In July, Maine's new service dog laws took effect. The major thing those with service dogs must know is that in order to get your dog license fee WAIVER, you must fill out with your doctor (or other qualified professional) the Service Dog Verification Form. This is not mandatory unless you want your dog license fee waiver. If not, then you do not need to fill out the form. If you have chosen to do the form, you bring it to your town office/City Hall clerk and hand it in. The clerk will keep it on file and you will not need to fill another one out for as long as you are using that service dog. A benefit is that you will be adding more to your trail of evidence to help prove that your dog is a service dog. Your service dog license will have your dog checked off as a special/service dog. This whole process is the state's way of helping city/town clerks to tell which dog is a real service dog and which one's are not. Therefore, Maine will be sure to get all their money from the maybe .05% of fakers out there (figuring about 2% or less who are disabled and legally utilizing a service dog) when 50% of the State's dog owners still don't bother to license their dog at all. It makes me wonder what the real reason is that we license our dogs, because I don't think it was so Maine can take in lots of money. Wasn't it a good reason... something that benefitted the dogs or something?? Anyway, for now, the Maine goverment is done trying to squeeze money from its disabled citizens. Maybe now Animal Welfare can figure out how to get the people who don't license their dogs at all.
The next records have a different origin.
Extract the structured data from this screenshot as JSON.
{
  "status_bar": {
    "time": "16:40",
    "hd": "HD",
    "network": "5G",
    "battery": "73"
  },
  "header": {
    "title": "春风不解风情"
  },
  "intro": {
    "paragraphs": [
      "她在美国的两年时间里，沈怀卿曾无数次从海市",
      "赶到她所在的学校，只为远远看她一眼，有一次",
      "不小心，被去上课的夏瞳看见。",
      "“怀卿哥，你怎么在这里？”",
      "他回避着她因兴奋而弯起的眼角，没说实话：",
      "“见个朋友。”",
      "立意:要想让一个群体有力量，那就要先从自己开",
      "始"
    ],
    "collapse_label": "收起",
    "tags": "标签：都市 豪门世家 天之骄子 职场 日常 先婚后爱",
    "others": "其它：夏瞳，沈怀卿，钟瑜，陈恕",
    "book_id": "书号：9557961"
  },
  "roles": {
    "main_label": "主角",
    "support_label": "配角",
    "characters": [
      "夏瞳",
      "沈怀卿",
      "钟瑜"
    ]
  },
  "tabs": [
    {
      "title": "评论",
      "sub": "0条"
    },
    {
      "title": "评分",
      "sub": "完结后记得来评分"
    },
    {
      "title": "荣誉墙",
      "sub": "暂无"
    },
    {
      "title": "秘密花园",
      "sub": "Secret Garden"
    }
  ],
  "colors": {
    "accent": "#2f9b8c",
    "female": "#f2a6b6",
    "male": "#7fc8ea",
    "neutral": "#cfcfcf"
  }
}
You can copy the Maine Service Dog Verification Form from the Department of Agriculture's website in PDF format. The link is the following: